Fielder was having a rough season, batting .212/.292/.334 with eight home runs and 44 RBI in 370 plate appearances. He played in only 42 games in 2014, but returned in 2015 looking more like his old self. Unfortunately, neck and back issues are notoriously difficult to fix. Hopefully, this upcoming procedure does the trick for Fielder.

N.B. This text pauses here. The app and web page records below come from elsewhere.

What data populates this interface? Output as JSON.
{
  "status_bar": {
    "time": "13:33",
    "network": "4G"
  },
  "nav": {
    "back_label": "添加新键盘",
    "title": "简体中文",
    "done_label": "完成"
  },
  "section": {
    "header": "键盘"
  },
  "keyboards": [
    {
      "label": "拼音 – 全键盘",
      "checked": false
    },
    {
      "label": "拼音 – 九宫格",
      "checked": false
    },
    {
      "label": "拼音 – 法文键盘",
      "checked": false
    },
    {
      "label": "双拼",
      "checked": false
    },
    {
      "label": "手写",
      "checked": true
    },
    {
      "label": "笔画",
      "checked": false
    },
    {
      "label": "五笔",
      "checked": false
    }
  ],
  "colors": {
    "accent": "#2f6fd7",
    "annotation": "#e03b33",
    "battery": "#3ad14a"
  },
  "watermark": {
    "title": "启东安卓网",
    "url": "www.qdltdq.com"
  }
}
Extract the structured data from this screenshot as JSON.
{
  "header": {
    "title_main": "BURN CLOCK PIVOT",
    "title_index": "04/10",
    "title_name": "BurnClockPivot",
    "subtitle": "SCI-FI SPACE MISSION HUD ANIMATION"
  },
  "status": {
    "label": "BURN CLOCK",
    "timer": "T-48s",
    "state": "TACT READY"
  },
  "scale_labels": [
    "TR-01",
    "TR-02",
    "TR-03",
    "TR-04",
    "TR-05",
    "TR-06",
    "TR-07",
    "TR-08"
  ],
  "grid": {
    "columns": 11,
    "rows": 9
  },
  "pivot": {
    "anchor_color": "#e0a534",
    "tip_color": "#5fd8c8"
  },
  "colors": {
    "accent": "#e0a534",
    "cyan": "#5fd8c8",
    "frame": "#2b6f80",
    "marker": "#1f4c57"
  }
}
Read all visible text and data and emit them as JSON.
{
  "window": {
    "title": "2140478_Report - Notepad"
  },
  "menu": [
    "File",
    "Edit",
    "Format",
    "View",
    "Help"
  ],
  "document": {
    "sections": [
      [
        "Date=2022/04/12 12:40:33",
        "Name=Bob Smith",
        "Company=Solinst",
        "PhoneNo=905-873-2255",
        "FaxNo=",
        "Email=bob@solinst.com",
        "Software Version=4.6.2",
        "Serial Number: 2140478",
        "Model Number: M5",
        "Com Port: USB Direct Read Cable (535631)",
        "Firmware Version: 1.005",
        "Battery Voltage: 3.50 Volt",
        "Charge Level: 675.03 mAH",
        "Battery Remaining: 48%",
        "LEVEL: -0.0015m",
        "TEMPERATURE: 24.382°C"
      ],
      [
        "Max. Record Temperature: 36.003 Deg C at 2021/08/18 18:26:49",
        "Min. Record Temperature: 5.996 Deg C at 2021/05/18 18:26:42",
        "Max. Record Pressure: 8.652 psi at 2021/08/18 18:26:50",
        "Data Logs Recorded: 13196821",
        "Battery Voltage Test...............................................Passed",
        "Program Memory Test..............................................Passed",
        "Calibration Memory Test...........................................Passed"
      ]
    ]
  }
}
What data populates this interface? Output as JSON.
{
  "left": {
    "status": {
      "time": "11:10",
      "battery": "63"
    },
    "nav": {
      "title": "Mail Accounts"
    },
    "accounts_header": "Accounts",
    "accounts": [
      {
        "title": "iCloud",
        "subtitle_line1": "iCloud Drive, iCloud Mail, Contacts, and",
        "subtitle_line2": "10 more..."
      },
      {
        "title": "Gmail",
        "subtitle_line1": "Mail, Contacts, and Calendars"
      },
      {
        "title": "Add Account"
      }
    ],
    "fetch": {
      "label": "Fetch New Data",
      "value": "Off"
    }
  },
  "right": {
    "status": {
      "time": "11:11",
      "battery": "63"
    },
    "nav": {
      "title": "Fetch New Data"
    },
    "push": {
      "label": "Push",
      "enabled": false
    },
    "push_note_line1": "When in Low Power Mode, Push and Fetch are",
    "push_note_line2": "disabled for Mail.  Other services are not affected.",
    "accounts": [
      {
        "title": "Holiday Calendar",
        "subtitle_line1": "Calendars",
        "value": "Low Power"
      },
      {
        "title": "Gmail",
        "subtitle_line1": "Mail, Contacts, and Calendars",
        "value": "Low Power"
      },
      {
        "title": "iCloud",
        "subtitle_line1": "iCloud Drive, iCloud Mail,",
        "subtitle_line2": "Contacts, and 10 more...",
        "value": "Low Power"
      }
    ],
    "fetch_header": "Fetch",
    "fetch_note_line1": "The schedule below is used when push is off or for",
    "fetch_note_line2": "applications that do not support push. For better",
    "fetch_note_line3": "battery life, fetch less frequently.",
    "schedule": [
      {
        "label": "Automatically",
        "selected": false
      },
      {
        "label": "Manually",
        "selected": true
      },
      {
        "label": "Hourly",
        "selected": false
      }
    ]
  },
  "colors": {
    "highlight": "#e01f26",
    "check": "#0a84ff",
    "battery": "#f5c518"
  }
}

Fielder is owed $24 million per season through 2020, with the Tigers paying $6 million of it per season.